In the third phase, eligible premenopausal women were enrolled from the cross-sectional phase into the longitudinal follow-up study. Women who met the eligibility criteria were 42-52 years old, had a uterus and at least one intact ovary, reported a menstrual period within the past three months and had not taken hormone medications (such as birth control pills, estrogen or progesterone preparations) in the last three months. Enrollment into this phase began in January 1996 and all seven clinical sites completed the baseline visit by December 1997. A total of 3,302 eligible women were enrolled into the longitudinal study population of SWAN and completed the baseline study (1,550 Caucasian, 935 African American, 286 Hispanic, 250 Chinese, and 281 Japanese).

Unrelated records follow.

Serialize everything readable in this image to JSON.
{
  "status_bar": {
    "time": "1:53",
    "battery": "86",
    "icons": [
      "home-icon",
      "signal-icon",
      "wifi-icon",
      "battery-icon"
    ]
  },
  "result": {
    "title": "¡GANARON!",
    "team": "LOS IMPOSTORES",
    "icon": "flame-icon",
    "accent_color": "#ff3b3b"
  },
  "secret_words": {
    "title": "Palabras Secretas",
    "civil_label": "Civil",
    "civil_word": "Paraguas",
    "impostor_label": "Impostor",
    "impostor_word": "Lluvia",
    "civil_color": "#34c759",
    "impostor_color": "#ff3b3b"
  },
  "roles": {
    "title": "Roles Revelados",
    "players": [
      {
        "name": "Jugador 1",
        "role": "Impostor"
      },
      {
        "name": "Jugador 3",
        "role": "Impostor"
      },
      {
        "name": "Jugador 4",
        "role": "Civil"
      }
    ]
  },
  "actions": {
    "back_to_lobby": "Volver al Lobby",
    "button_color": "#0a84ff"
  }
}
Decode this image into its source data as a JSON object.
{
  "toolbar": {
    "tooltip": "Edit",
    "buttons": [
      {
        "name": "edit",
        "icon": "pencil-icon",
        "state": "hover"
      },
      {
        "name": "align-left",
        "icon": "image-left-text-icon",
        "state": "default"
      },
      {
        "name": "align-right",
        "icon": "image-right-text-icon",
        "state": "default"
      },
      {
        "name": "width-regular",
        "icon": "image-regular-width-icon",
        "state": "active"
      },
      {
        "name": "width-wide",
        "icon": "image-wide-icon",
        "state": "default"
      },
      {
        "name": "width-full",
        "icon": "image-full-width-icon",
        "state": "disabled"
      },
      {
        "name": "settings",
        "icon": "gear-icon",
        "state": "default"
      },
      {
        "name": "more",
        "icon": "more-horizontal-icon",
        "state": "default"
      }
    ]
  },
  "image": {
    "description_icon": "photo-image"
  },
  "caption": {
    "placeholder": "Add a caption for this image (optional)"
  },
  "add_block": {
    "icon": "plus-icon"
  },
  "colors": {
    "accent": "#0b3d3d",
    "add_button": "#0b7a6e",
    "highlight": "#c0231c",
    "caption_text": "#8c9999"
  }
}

SWAN has completed the screening, baseline and 16 follow-up visits. Visits have taken place approximately every year. The annual visit has included the following core components: physical measures (weight, height, hip, waist, and blood pressure), fasting morning blood draw, interviewer-administered and self-administered questionnaires. Women were also given menstrual calendars to complete monthly over the next year. All questionnaires were translated into Spanish, Cantonese, and Japanese and could be administered by bilingual interviewers.
SWAN is currently in its sixth funding period, which includes a single in-person visit (visit 17) for the whole cohort. In addition to the annual visit core components listed above, new measures of cognition, sleep, physical activity, cardiovascular health, social functioning, and urogenital and sexual health are being completed by SWAN participants at visit 17.